Although movie studios, like all business enterprises, have always been interested in making big profits for their owners and stockholders, the Changing of Hollywood in the late 1960s that saw the retirem…

Things I Remember: 10th Grade Edition (1980-81): The Saga Begins

When I graduated from South Miami High in June of 1983, I felt so connected to my alma mater, my teachers and my friends that it was inconceivable that I had had any moments in which I had not felt any stirrings of "Cobra Spirit" from my first day as a sophomore almost three years earlier.

After all, by the time we of the Class of 1983 gathered at Miami-Dade Community College's Gibson Center to accept our diplomas I had served on both the yearbook and school newspaper staffs, sang in two choir ensembles, helped kick off Cobra Media Productions' TV club, and even attempted to perform in one of the drama classes. I proudly wore my South Miami High baseball cap regularly, along with various T-shirts which touted some of the above-mentioned groups or activity clubs.

And yet, part of me still remembers that my initial feelings about the school were not, um, exactly positive.

You see, from third grade on, I had been assigned to schools which were in Southwest Miami Senio…

Things I Remember: In the 1970s and Around 1980 (List)

Blogger's Note: I really wanted to write something a bit more substantial today, but my Muse has apparently taken the day off; it must be the heat and humidity in subtropical South Florida. In lieu of a "proper" blog entry, I offer a not-very-comprehensive list of songs that I listened to as a "tween" and very young teenager.

A List of Songs I Really Liked Back Then:

1. Yellow Submarine
2. Tie a Yellow Ribbon Round The Old Oak Tree
3. Song Sung Blue
4. Ben
5. My Life
6. Rosalinda’s Eyes
7. Feels So Good
8. First Time Ever I Saw Your Face
9. Yesterday
10. Hey Jude
11. Nowhere Man
12. Theme from “SWAT”
13. The Night Chicago Died
14. You Are the Sunshine of My Life
15. Sing
16. Time in a Bottle
17. The Most Beautiful Girl in the World
18. September Morn
19. I Write the Songs
20. Mandy
21. At the Copa (Copacabana)
22. You Don’t Bring Me Flowers
23. The Shadow of Your Smile
24. If
25. Hopelessly Devoted to You

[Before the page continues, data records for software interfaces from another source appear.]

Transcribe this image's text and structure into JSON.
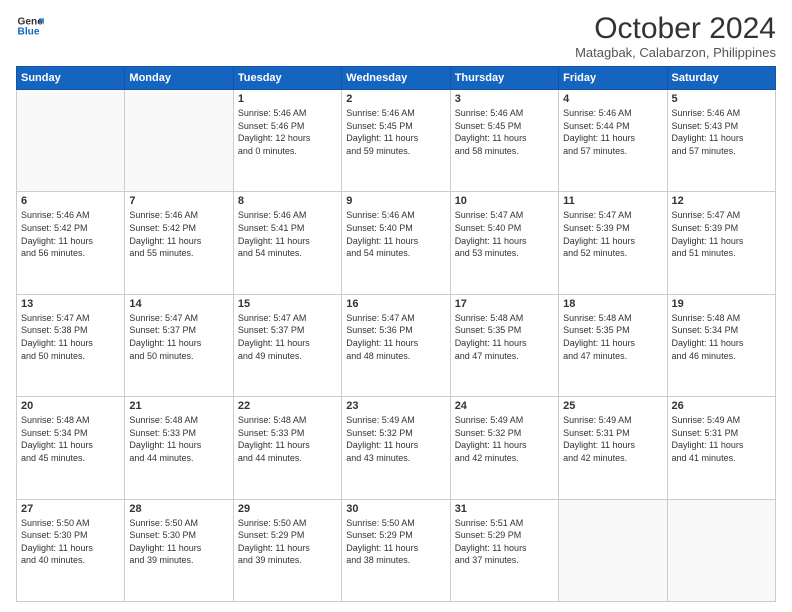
{
  "logo": {
    "line1": "General",
    "line2": "Blue"
  },
  "title": "October 2024",
  "subtitle": "Matagbak, Calabarzon, Philippines",
  "headers": [
    "Sunday",
    "Monday",
    "Tuesday",
    "Wednesday",
    "Thursday",
    "Friday",
    "Saturday"
  ],
  "weeks": [
    [
      {
        "num": "",
        "info": ""
      },
      {
        "num": "",
        "info": ""
      },
      {
        "num": "1",
        "info": "Sunrise: 5:46 AM\nSunset: 5:46 PM\nDaylight: 12 hours\nand 0 minutes."
      },
      {
        "num": "2",
        "info": "Sunrise: 5:46 AM\nSunset: 5:45 PM\nDaylight: 11 hours\nand 59 minutes."
      },
      {
        "num": "3",
        "info": "Sunrise: 5:46 AM\nSunset: 5:45 PM\nDaylight: 11 hours\nand 58 minutes."
      },
      {
        "num": "4",
        "info": "Sunrise: 5:46 AM\nSunset: 5:44 PM\nDaylight: 11 hours\nand 57 minutes."
      },
      {
        "num": "5",
        "info": "Sunrise: 5:46 AM\nSunset: 5:43 PM\nDaylight: 11 hours\nand 57 minutes."
      }
    ],
    [
      {
        "num": "6",
        "info": "Sunrise: 5:46 AM\nSunset: 5:42 PM\nDaylight: 11 hours\nand 56 minutes."
      },
      {
        "num": "7",
        "info": "Sunrise: 5:46 AM\nSunset: 5:42 PM\nDaylight: 11 hours\nand 55 minutes."
      },
      {
        "num": "8",
        "info": "Sunrise: 5:46 AM\nSunset: 5:41 PM\nDaylight: 11 hours\nand 54 minutes."
      },
      {
        "num": "9",
        "info": "Sunrise: 5:46 AM\nSunset: 5:40 PM\nDaylight: 11 hours\nand 54 minutes."
      },
      {
        "num": "10",
        "info": "Sunrise: 5:47 AM\nSunset: 5:40 PM\nDaylight: 11 hours\nand 53 minutes."
      },
      {
        "num": "11",
        "info": "Sunrise: 5:47 AM\nSunset: 5:39 PM\nDaylight: 11 hours\nand 52 minutes."
      },
      {
        "num": "12",
        "info": "Sunrise: 5:47 AM\nSunset: 5:39 PM\nDaylight: 11 hours\nand 51 minutes."
      }
    ],
    [
      {
        "num": "13",
        "info": "Sunrise: 5:47 AM\nSunset: 5:38 PM\nDaylight: 11 hours\nand 50 minutes."
      },
      {
        "num": "14",
        "info": "Sunrise: 5:47 AM\nSunset: 5:37 PM\nDaylight: 11 hours\nand 50 minutes."
      },
      {
        "num": "15",
        "info": "Sunrise: 5:47 AM\nSunset: 5:37 PM\nDaylight: 11 hours\nand 49 minutes."
      },
      {
        "num": "16",
        "info": "Sunrise: 5:47 AM\nSunset: 5:36 PM\nDaylight: 11 hours\nand 48 minutes."
      },
      {
        "num": "17",
        "info": "Sunrise: 5:48 AM\nSunset: 5:35 PM\nDaylight: 11 hours\nand 47 minutes."
      },
      {
        "num": "18",
        "info": "Sunrise: 5:48 AM\nSunset: 5:35 PM\nDaylight: 11 hours\nand 47 minutes."
      },
      {
        "num": "19",
        "info": "Sunrise: 5:48 AM\nSunset: 5:34 PM\nDaylight: 11 hours\nand 46 minutes."
      }
    ],
    [
      {
        "num": "20",
        "info": "Sunrise: 5:48 AM\nSunset: 5:34 PM\nDaylight: 11 hours\nand 45 minutes."
      },
      {
        "num": "21",
        "info": "Sunrise: 5:48 AM\nSunset: 5:33 PM\nDaylight: 11 hours\nand 44 minutes."
      },
      {
        "num": "22",
        "info": "Sunrise: 5:48 AM\nSunset: 5:33 PM\nDaylight: 11 hours\nand 44 minutes."
      },
      {
        "num": "23",
        "info": "Sunrise: 5:49 AM\nSunset: 5:32 PM\nDaylight: 11 hours\nand 43 minutes."
      },
      {
        "num": "24",
        "info": "Sunrise: 5:49 AM\nSunset: 5:32 PM\nDaylight: 11 hours\nand 42 minutes."
      },
      {
        "num": "25",
        "info": "Sunrise: 5:49 AM\nSunset: 5:31 PM\nDaylight: 11 hours\nand 42 minutes."
      },
      {
        "num": "26",
        "info": "Sunrise: 5:49 AM\nSunset: 5:31 PM\nDaylight: 11 hours\nand 41 minutes."
      }
    ],
    [
      {
        "num": "27",
        "info": "Sunrise: 5:50 AM\nSunset: 5:30 PM\nDaylight: 11 hours\nand 40 minutes."
      },
      {
        "num": "28",
        "info": "Sunrise: 5:50 AM\nSunset: 5:30 PM\nDaylight: 11 hours\nand 39 minutes."
      },
      {
        "num": "29",
        "info": "Sunrise: 5:50 AM\nSunset: 5:29 PM\nDaylight: 11 hours\nand 39 minutes."
      },
      {
        "num": "30",
        "info": "Sunrise: 5:50 AM\nSunset: 5:29 PM\nDaylight: 11 hours\nand 38 minutes."
      },
      {
        "num": "31",
        "info": "Sunrise: 5:51 AM\nSunset: 5:29 PM\nDaylight: 11 hours\nand 37 minutes."
      },
      {
        "num": "",
        "info": ""
      },
      {
        "num": "",
        "info": ""
      }
    ]
  ]
}
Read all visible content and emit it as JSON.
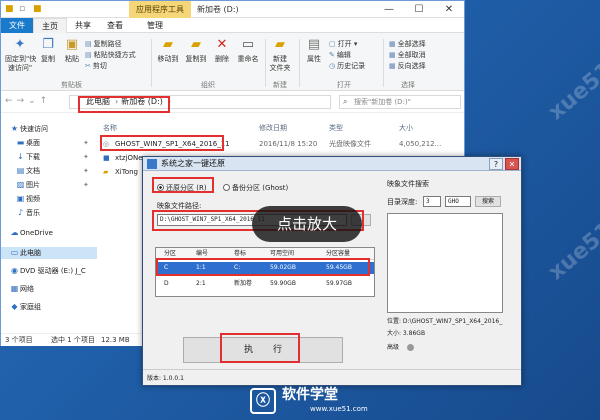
{
  "explorer": {
    "title": "新加卷 (D:)",
    "context_tab": "应用程序工具",
    "menu": {
      "file": "文件",
      "home": "主页",
      "share": "共享",
      "view": "查看",
      "manage": "管理"
    },
    "ribbon": {
      "pin": "固定到\"快\n速访问\"",
      "copy": "复制",
      "paste": "粘贴",
      "copy_path": "复制路径",
      "paste_shortcut": "粘贴快捷方式",
      "cut": "剪切",
      "move_to": "移动到",
      "copy_to": "复制到",
      "delete": "删除",
      "rename": "重命名",
      "new_folder": "新建\n文件夹",
      "properties": "属性",
      "open": "打开",
      "edit": "编辑",
      "history": "历史记录",
      "select_all": "全部选择",
      "select_none": "全部取消",
      "invert": "反向选择",
      "group_clipboard": "剪贴板",
      "group_organize": "组织",
      "group_new": "新建",
      "group_open": "打开",
      "group_select": "选择"
    },
    "address": {
      "crumbs": [
        "此电脑",
        "新加卷 (D:)"
      ],
      "search_placeholder": "搜索\"新加卷 (D:)\""
    },
    "nav": {
      "quick_access": "快速访问",
      "desktop": "桌面",
      "downloads": "下载",
      "documents": "文档",
      "pictures": "图片",
      "videos": "视频",
      "music": "音乐",
      "onedrive": "OneDrive",
      "this_pc": "此电脑",
      "dvd": "DVD 驱动器 (E:) J_C",
      "network": "网络",
      "homegroup": "家庭组"
    },
    "columns": {
      "name": "名称",
      "date": "修改日期",
      "type": "类型",
      "size": "大小"
    },
    "files": [
      {
        "name": "GHOST_WIN7_SP1_X64_2016_11",
        "date": "2016/11/8 15:20",
        "type": "光盘映像文件",
        "size": "4,050,212..."
      },
      {
        "name": "xtzjONe",
        "date": "",
        "type": "",
        "size": ""
      },
      {
        "name": "XiTong",
        "date": "",
        "type": "",
        "size": ""
      }
    ],
    "status": {
      "count": "3 个项目",
      "selected": "选中 1 个项目",
      "size": "12.3 MB"
    }
  },
  "dialog": {
    "title": "系统之家一键还原",
    "restore_label": "还原分区 (R)",
    "backup_label": "备份分区 (Ghost)",
    "path_label": "映象文件路径:",
    "path_value": "D:\\GHOST_WIN7_SP1_X64_2016_11",
    "table": {
      "headers": [
        "分区",
        "编号",
        "卷标",
        "可用空间",
        "分区容量"
      ],
      "rows": [
        [
          "C",
          "1:1",
          "C:",
          "59.02GB",
          "59.45GB"
        ],
        [
          "D",
          "2:1",
          "新加卷",
          "59.90GB",
          "59.97GB"
        ]
      ]
    },
    "execute": "执行",
    "right_title": "映象文件搜索",
    "depth_label": "目录深度:",
    "depth_value": "3",
    "ext_value": "GHO",
    "search_btn": "搜索",
    "info_location": "位置: D:\\GHOST_WIN7_SP1_X64_2016_",
    "info_size": "大小: 3.86GB",
    "info_advanced": "高级",
    "version": "版本: 1.0.0.1"
  },
  "tooltip": "点击放大",
  "logo": {
    "name": "软件学堂",
    "url": "www.xue51.com"
  },
  "watermark": "xue51.com"
}
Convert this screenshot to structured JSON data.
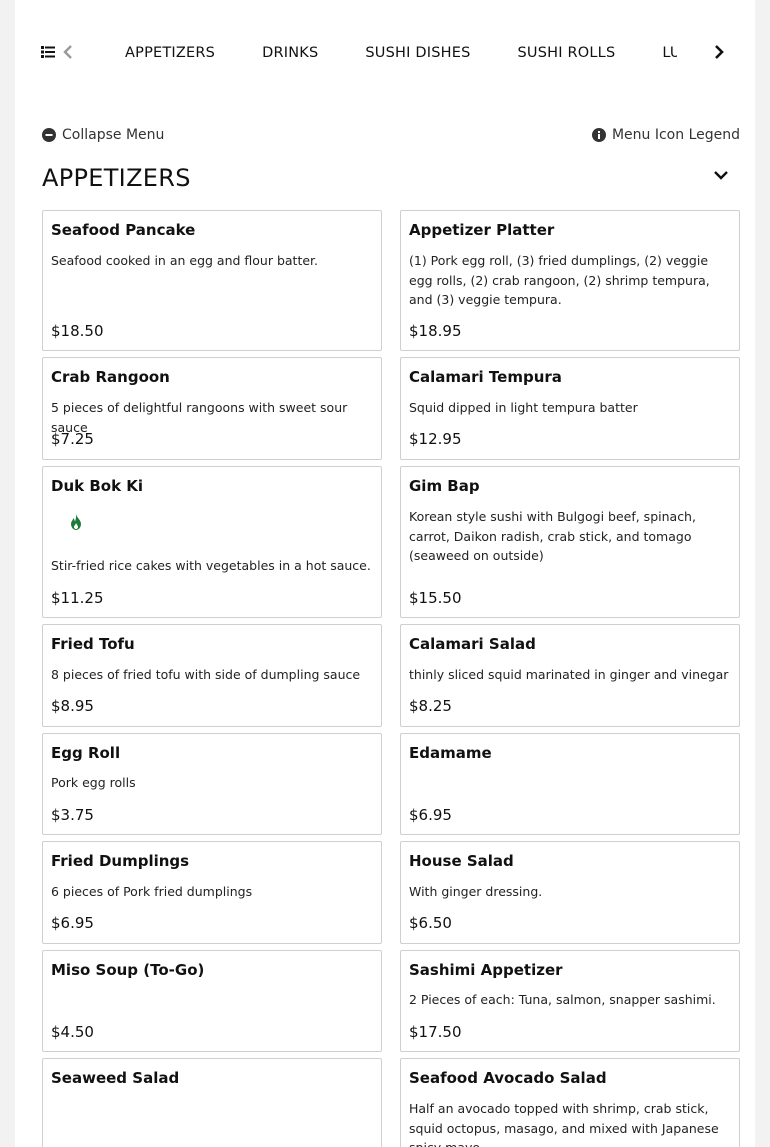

Things I Remember: In the 1970s (Cont’d)

1. Wacky Packages: Topps, the trading card company which also published Star Wars trading cards and stickers in the late 1970s and early 1980s, introduced these graphic spoofs of well-known consumer products and brands, e.g. Spam = Cram. The cards and stickers – which we kids called “Wacky Packies” – were drawn by professional comic book artists and often featured violent, gross and scary images in a sardonic, almost gallows humor that, like the later Garbage Pail Kids cards, appealed to tweens’ often quirky sensibilities.

Between 1973 and 1976, I used to go to the Seven-Eleven store close to the Tamiami Trail and SW 97th Avenue every Saturday and buy five packs for a quarter, which back then seemed to be a lot of money for a kid. I was such a big fan of “Wacky Packies” that I saved up $5.00 of my allowance and bought an unopened box. Unfortunately, I lost my entire collection when we moved to our present house; apparently, the movers “lost” some of our boxes during the four-mon…